Judith visits Dick and asks him if he has acted from love for her. He scornfully rejects the romantic notion, telling her that he has acted according to "the law of my own nature", which forbade him to save himself by condemning another. During the military trial, Dick is convicted and sentenced to be hanged. This scene introduces General Burgoyne, a Shavian realist, who contributes a number of sharp remarks about the conduct of the American Revolution. Judith interrupts the proceedings to reveal Dick's true identity – but to no avail: he will be hanged in any case. News reaches Burgoyne that American rebels have taken a nearby town, so he and his troops are in danger, especially since orders from London that would have sent reinforcements were never dispatched. The rebels will send an "officer of importance" to negotiate with the British. The final scene of the play is the public square where Dick will be hanged. Like Sydney Carton in Dickens's A Tale of Two Cities, Dick defies his executioners and prepares to meet his death. At the last minute, Burgoyne stops the hanging because the rebel officer has arrived. It is Anthony Anderson, who has become a man of action in his "hour of trial", just as Dick became a man of conscience in his. Anderson bargains for Dick's life, and Burgoyne agrees to free him. Anderson tells Dick that he (Anderson) is not suited to be a minister and says Dick should replace him. As the Americans rejoice, the British march to quarters, knowing that they face certain defeat.

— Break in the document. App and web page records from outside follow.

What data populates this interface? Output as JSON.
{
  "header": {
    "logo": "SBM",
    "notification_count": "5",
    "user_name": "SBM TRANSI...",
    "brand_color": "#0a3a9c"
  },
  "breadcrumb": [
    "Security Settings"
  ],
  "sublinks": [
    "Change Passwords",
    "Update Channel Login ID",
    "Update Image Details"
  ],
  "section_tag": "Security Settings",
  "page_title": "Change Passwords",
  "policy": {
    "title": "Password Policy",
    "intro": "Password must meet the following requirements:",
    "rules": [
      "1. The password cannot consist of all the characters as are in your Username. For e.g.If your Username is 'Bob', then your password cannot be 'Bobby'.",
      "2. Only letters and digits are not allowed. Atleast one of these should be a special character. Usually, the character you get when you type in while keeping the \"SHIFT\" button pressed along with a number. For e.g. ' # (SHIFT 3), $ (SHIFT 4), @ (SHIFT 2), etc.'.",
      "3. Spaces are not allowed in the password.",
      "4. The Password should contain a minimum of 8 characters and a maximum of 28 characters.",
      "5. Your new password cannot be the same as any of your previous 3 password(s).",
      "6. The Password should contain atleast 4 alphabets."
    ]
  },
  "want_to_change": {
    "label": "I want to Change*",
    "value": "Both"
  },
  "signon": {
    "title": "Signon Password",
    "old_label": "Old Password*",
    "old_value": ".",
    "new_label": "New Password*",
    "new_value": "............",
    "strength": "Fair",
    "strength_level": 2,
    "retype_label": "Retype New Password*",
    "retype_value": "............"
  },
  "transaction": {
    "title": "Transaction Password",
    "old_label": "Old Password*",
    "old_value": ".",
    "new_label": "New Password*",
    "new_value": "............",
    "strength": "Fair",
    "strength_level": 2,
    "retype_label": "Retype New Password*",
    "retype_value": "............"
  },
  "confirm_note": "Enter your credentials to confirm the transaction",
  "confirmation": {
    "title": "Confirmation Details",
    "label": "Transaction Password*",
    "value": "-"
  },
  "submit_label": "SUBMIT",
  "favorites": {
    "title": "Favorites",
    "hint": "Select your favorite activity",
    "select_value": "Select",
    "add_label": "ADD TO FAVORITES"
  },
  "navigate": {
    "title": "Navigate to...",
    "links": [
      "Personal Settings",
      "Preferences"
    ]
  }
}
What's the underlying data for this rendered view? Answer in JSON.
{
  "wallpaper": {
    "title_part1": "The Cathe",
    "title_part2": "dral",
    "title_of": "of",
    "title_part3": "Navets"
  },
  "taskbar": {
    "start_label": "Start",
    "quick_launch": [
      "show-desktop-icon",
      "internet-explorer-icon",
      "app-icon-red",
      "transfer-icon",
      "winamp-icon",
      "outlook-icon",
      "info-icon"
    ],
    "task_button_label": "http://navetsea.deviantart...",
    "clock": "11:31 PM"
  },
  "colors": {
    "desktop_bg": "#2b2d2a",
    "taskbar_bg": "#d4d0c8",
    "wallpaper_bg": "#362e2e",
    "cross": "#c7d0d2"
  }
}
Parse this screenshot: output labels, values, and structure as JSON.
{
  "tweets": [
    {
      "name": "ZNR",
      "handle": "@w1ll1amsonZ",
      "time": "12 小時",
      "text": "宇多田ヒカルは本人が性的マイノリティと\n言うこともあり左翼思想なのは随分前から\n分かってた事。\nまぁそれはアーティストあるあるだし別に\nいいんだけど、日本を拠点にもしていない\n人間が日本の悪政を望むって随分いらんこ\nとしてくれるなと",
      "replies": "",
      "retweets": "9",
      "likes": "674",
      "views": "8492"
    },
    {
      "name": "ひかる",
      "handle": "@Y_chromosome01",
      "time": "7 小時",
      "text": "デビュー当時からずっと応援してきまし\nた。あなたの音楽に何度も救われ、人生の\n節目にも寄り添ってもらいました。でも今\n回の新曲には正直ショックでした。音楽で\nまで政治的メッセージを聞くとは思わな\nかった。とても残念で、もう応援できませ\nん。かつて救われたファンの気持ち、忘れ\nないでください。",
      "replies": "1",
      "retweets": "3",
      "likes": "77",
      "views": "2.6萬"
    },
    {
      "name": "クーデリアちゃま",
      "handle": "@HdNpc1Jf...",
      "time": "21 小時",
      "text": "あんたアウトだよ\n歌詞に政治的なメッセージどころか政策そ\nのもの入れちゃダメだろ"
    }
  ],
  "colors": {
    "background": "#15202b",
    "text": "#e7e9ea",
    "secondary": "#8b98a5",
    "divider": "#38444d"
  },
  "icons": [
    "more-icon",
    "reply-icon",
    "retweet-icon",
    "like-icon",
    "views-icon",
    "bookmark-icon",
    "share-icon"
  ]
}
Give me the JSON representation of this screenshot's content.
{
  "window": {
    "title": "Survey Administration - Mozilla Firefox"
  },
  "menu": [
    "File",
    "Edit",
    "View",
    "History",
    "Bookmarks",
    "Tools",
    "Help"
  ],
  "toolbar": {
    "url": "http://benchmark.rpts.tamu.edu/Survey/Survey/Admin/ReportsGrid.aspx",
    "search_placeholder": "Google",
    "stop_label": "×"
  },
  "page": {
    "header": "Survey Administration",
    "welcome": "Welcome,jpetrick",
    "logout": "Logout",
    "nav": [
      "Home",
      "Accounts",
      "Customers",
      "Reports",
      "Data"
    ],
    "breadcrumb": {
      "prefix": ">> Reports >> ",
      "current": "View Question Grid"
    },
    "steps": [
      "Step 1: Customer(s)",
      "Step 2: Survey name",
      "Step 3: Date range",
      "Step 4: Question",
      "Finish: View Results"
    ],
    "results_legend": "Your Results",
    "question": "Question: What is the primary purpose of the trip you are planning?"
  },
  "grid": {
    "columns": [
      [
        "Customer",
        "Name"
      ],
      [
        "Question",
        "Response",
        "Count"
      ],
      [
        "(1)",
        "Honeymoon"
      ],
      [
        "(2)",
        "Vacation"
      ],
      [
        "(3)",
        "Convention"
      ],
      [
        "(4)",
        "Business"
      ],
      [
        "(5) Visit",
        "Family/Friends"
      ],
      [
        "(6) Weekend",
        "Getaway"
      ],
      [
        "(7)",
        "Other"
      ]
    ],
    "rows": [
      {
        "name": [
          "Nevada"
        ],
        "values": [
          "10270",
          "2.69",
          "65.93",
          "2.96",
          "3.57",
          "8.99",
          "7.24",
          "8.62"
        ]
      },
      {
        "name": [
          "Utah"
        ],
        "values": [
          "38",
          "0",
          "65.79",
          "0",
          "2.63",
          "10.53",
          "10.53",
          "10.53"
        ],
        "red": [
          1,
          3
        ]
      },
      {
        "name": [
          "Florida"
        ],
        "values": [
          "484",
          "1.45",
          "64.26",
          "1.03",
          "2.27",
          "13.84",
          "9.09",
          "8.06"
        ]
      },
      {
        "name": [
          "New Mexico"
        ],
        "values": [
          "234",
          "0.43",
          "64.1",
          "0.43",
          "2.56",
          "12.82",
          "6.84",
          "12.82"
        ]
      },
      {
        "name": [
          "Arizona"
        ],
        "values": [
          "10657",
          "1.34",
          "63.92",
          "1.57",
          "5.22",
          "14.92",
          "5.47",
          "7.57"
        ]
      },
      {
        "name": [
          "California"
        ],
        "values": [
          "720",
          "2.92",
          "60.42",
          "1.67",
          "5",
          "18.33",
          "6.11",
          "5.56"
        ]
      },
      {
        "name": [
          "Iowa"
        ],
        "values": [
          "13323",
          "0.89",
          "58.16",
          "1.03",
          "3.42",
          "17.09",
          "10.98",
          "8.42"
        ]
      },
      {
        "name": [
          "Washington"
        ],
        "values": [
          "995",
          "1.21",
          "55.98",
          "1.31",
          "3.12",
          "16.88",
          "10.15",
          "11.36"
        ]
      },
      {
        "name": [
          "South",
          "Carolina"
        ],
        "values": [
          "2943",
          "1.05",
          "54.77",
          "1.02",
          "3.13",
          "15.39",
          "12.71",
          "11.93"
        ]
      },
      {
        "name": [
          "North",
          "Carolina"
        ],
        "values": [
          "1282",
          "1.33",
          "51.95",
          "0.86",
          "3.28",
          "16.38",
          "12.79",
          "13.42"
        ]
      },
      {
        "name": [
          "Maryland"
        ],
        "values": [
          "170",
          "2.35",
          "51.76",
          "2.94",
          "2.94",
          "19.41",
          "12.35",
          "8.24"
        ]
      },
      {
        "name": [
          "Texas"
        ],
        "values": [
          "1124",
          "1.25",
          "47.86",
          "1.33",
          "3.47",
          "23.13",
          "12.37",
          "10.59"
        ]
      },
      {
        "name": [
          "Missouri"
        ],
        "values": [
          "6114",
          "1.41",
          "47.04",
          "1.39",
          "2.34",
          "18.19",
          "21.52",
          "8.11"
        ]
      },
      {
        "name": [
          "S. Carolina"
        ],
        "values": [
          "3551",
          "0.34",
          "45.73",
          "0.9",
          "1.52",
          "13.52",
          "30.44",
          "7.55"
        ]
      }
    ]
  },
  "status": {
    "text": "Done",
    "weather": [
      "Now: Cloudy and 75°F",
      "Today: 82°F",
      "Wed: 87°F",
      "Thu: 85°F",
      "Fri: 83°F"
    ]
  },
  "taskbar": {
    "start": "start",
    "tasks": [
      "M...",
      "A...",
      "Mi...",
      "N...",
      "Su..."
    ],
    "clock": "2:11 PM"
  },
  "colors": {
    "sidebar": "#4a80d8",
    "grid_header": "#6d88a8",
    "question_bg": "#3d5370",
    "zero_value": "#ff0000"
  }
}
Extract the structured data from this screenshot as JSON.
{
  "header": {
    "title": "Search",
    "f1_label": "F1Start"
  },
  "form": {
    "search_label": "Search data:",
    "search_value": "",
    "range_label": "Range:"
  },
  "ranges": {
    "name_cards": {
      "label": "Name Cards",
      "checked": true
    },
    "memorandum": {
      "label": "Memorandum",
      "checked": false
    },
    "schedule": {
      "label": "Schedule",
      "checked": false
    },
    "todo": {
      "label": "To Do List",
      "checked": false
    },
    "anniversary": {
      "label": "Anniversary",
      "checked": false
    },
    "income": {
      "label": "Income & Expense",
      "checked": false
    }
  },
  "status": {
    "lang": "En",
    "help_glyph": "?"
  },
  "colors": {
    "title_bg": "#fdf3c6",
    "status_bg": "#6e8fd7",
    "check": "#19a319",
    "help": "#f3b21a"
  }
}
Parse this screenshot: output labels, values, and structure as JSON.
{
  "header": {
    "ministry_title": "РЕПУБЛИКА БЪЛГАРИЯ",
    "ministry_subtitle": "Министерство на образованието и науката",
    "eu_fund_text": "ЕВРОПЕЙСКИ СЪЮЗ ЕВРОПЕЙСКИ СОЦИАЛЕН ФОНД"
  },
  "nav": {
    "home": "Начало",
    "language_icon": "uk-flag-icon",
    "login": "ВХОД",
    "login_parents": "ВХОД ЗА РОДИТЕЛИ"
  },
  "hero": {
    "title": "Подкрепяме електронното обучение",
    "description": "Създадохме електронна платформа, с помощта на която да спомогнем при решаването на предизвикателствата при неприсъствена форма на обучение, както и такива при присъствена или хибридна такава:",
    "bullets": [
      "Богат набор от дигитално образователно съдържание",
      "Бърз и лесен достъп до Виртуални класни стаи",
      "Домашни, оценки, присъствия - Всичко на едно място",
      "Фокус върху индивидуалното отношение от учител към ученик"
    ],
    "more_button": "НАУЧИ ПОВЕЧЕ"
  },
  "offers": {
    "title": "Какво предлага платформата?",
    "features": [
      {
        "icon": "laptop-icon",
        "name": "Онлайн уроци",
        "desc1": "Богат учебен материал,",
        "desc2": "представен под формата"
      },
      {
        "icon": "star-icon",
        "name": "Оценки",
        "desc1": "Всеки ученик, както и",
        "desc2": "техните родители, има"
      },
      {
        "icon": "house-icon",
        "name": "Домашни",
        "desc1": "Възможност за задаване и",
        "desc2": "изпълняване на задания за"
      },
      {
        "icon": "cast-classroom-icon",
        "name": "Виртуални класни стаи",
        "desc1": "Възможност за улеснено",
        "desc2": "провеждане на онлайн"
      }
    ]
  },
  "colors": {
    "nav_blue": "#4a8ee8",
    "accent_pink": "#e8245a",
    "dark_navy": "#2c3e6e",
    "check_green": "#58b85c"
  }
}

Richard Mansfield as Richard Dudgeon

The Devil’s Disciple, Original New York Cast[edit]

Fifth Avenue Theatre October 4, 1897[1]
Anthony Anderson .. Benjamin Johnson
Judith Anderson .. Beatrice Cameron
Anne Dudgeon .. Minna Monk
Richard "Dick" Dudgeon .. Richard Mansfield
Christopher Dudgeon .. A. G. Andrews
Uncle William Dudgeon .. W. H. Griffith
Uncle Titus Dudgeon .. Le Fevre
Essie .. Lottie Briscoe
Lawyer Hawkins .. Hunter
General Burgoyne .. Arthur Forrest
Major Swindon .. Joseph Wearer
Rev. Mr. Brudenell .. William Courtenay
A Sergeant .. Francis Kingdon

Adaptations[edit]

A film adaptation was in 1959 starring Burt Lancaster as Reverend Anthony Anderson, Kirk Douglas as Dick Dudgeon and Laurence Olivier as General Burgoyne. In February 2009 BBC Radio 7 rebroadcast a 1976 adaptation starring Tony Church, James Laurenson and Lucy Fleming.[2]

References[edit]

  1. ^ Wilstach, Paul - Richard Mansfield: The Man and the Actor, 1908, p. 284 Retrieved 7.14.13
  2. ^ "The Devil's Disciple". RadioListings. 2009. Retrieved 2009-02-16. 

Further reading[edit]

External links[edit]